Wildlife & Gardens

beeThe Monkey Sanctuary is home to much more than just monkeys; you can find out more about all the Cornish bugs and beasties in our wildlife room, bat cam area and wildlife gardens.

The wildlife room allows our visitors to find out more about the vast array of plants, insects, birds, mammals and amphibians that make their home within the nine acre site.

Explore bumble bee corner, guess the footprints and checkout the creatures on the live feed cameras and videos. Sit in the bird hide and see if you can spot any of the beautiful local birds. Discover more about the bugs that can be found in the gardens and venture out to find them.

Our gardens are designed to be attractive to both visitors and wildlife.

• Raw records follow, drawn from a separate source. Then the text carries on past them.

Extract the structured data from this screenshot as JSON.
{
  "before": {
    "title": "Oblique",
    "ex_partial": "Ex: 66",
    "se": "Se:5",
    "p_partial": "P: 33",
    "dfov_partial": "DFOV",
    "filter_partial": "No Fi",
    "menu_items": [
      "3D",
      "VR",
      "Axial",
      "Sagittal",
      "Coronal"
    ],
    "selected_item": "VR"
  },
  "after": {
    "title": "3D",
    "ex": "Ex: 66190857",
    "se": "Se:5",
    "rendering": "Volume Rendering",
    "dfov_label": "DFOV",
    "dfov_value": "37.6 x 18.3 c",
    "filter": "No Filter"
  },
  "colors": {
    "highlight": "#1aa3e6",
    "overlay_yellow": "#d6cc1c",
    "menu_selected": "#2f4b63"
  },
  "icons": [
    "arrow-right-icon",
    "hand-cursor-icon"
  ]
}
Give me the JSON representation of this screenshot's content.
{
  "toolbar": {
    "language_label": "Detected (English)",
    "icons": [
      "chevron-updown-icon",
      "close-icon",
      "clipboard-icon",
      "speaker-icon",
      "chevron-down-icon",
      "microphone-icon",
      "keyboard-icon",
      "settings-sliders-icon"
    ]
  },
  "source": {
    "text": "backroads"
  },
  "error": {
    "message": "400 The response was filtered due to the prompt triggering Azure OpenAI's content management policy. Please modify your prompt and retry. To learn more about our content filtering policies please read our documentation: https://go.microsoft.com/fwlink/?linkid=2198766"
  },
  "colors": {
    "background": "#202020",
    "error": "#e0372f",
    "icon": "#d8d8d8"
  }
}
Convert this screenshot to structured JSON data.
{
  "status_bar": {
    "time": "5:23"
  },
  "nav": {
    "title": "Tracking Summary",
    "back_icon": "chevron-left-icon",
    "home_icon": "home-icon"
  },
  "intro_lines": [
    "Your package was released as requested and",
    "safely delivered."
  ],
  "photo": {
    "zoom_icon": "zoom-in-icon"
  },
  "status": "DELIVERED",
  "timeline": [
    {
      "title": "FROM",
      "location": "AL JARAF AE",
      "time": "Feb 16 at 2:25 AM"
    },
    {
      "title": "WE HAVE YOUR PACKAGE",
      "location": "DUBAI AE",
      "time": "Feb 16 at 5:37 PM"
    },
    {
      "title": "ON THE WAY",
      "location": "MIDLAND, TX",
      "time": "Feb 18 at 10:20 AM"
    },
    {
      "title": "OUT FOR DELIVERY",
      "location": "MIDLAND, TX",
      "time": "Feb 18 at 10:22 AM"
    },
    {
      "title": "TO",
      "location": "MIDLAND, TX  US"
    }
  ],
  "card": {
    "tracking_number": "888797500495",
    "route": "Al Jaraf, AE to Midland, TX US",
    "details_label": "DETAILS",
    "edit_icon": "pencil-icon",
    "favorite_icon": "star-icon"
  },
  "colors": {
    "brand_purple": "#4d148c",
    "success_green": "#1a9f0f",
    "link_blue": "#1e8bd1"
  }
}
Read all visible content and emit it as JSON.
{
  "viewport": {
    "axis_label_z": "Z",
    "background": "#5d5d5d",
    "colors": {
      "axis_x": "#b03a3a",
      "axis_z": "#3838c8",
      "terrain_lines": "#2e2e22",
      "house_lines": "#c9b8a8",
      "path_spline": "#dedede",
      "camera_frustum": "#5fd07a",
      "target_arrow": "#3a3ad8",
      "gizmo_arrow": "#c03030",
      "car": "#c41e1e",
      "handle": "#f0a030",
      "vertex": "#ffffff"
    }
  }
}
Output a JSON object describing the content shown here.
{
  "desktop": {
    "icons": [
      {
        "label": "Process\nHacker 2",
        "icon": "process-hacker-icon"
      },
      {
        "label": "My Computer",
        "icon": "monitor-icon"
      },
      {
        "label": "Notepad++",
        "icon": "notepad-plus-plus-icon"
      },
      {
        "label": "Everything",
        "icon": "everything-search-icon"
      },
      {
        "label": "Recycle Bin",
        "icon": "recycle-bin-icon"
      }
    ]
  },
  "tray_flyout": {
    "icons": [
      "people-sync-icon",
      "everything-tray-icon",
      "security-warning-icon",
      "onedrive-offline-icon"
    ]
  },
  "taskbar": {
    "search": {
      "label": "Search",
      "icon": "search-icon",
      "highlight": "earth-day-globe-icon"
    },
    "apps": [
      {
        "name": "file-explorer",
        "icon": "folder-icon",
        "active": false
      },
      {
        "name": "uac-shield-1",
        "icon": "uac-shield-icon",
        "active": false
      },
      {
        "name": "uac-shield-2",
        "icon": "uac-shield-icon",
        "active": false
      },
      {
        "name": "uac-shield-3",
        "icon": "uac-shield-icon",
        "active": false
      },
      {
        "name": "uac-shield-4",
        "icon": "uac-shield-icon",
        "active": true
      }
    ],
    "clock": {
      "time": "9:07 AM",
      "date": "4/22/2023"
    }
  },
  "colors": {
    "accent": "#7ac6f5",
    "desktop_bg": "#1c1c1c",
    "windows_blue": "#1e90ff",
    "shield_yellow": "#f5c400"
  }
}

Sheltered and surrounded by Beech and Sycamore woodland, the gardens are situated on a south-facing slope, overlooking Looe Bay, which over the years has been divided into different areas to attract various species of plants and animals.

The Sanctuary is committed to managing all the grounds for wildlife. There are about 285 wildflower species, 23 butterfly species, 54 moth species, 15 mammal species, 6 amphibian and reptile species and at least 60 bird species. This represents a rich wealth of sometimes hidden wildlife.

digitalisThe edges of the woodland are a haven for birds and insects because of the densely-packed native shrubs, small trees and weeds. The pond is a home for frogs, toads and newts and is visited by dazzling dragonflies in summer and provides an important feeding and breeding station for wildlife. Our beautiful Spring and Summer meadows are sloping grassy areas planted with many local wildflower species. They are mown at specific times of the year to encourage a large variety of flowers to seed and blossom.

The original garden was created when the house was built, a time when the fashion was to plant exotic foreign species, such as azalea and rhododendron, as a symbol of the achievement of Britain and its far-flung empire! Today, we grow a few of the plants which were commonly grown when the Murrays still lived here, thus preserving a Victorian aspect to our garden.